[[ RECORDS SUPPLIED, beginning ]]

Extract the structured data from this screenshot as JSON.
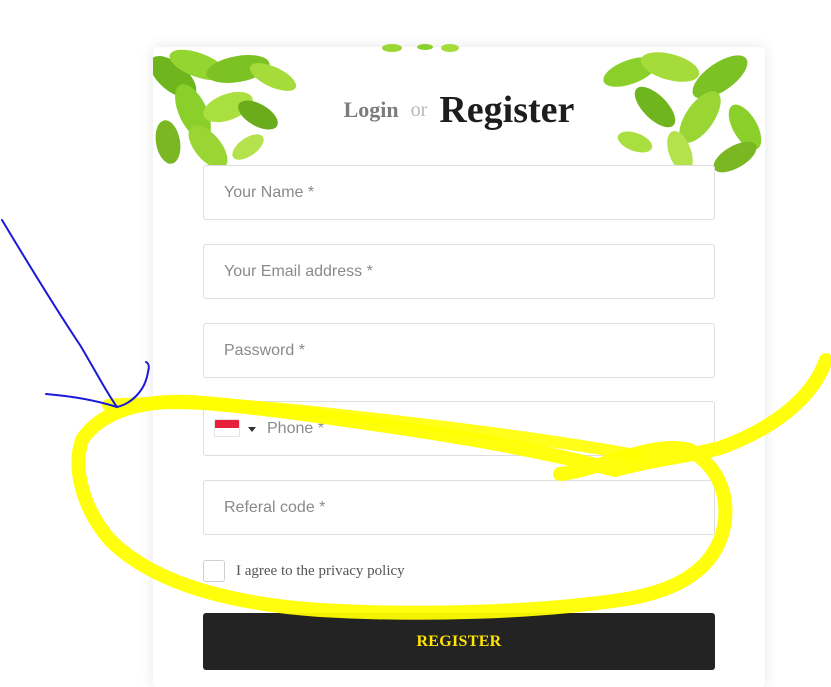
{
  "header": {
    "login_label": "Login",
    "or_label": "or",
    "register_label": "Register"
  },
  "form": {
    "name_placeholder": "Your Name *",
    "email_placeholder": "Your Email address *",
    "password_placeholder": "Password *",
    "phone_placeholder": "Phone *",
    "phone_country_flag": "sg-flag-icon",
    "referral_placeholder": "Referal code *",
    "privacy_label": "I agree to the privacy policy",
    "submit_label": "REGISTER"
  },
  "colors": {
    "leaf_green": "#8fd12a",
    "button_bg": "#232323",
    "button_text": "#ffe600",
    "annotation_yellow": "#ffff00",
    "annotation_blue": "#0000cc"
  }
}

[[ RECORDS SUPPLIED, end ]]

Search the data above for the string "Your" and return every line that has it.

    "name_placeholder": "Your Name *",
    "email_placeholder": "Your Email address *",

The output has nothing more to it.